Smith Schafer works with companies, in multiple industries, to uncover the true value of their companies’ tangible and intangible assets. Whether you need help creating a succession plan or conducting a business valuation, our professionals can guide you.
of us in the business world have heard the phrases “cash is king” or “it is
trash until it is cash.” Do you know the last time you or your management team
critically examined the policies and procedures directly affecting the cash
management cycle? If your answer is no, continue reading to learn a few tips to
improve your company’s cash management.
One of the simplest ways
of better managing cash flow is identifying and implementing policies and
procedures aimed at shortening the operating cycle.
[ Operating cycle is the time it takes to obtain the order, manufacture the item, ship the item, invoice the customer and collect the receivable, therefore converting the sale to cash. ]
must work closely with the appropriate individuals to review each specific
area. Questions to ask yourself:
there ways to streamline the process of taking orders and getting them into the
manufacturing schedule quicker?
in the schedule, are there methods to reduce the time it takes to manufacture
the item and have it shipped to the customer?
there “low hanging fruit” in the areas of invoicing and collections?
there areas we could automate to make accounts receivable management more
of these areas significantly affect your company’s cash flow management. We
recommend your management invest time in order to make these as efficient as
Did you know? New technology
has allowed many companies to complete the invoice process the same day or even
before the product is shipped.
These are just a few simple ways to improve your company’s cash flow. If you would like to examine and quantify the potential benefits that your company can realize by shortening the operating cycle, contact us today!

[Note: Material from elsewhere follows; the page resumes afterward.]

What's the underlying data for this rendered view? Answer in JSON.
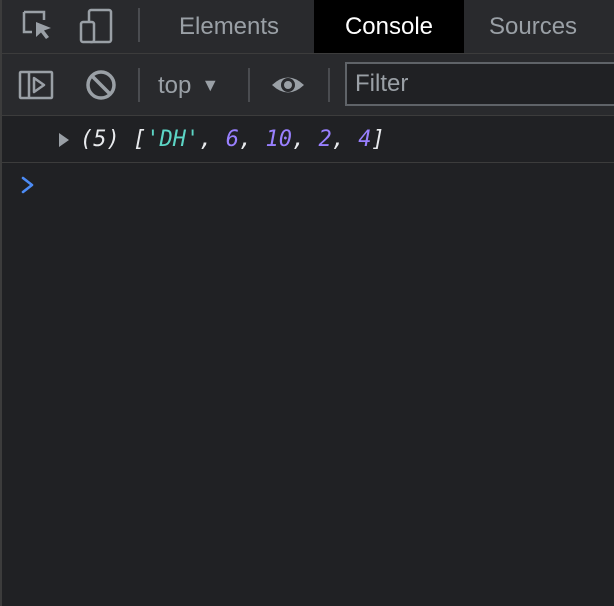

For 2019, most of the limits will remain the same however there were a few key increases to be aware of. For example, the IRS increased the employee’s contribution limit for 401(k) plan participants from $18,500 per year to $19,000 per year. Also, the defined contribution plan annual contribution limit increased from $55,000 to $56,000. These changes will need to be reflected in your company’s plan administration and payroll processes. Below is a summary table reflecting some of the key benefit plan limits:
RETIREMENT PLAN LIMITS
401(k), 403(b) &
457(b) employee contributions
contributions (if age 50 or older)
Highly compensated employee
Key employee officer
plan annual contribution limit
ownership plan (ESOP) limit for determining the length of the general five-year
ESOP limit for
determining the maximum account balance subject to the general five-year
Roth IRA and
Roth IRA and IRA
It is important to update plan documents and benefit plan materials to reflect the recent changes. It is also important to consider any individual participant notification requirements that are necessary to remain in compliance with plan rules. If you have questions about the changes, please contact Smith Schafer for assistance.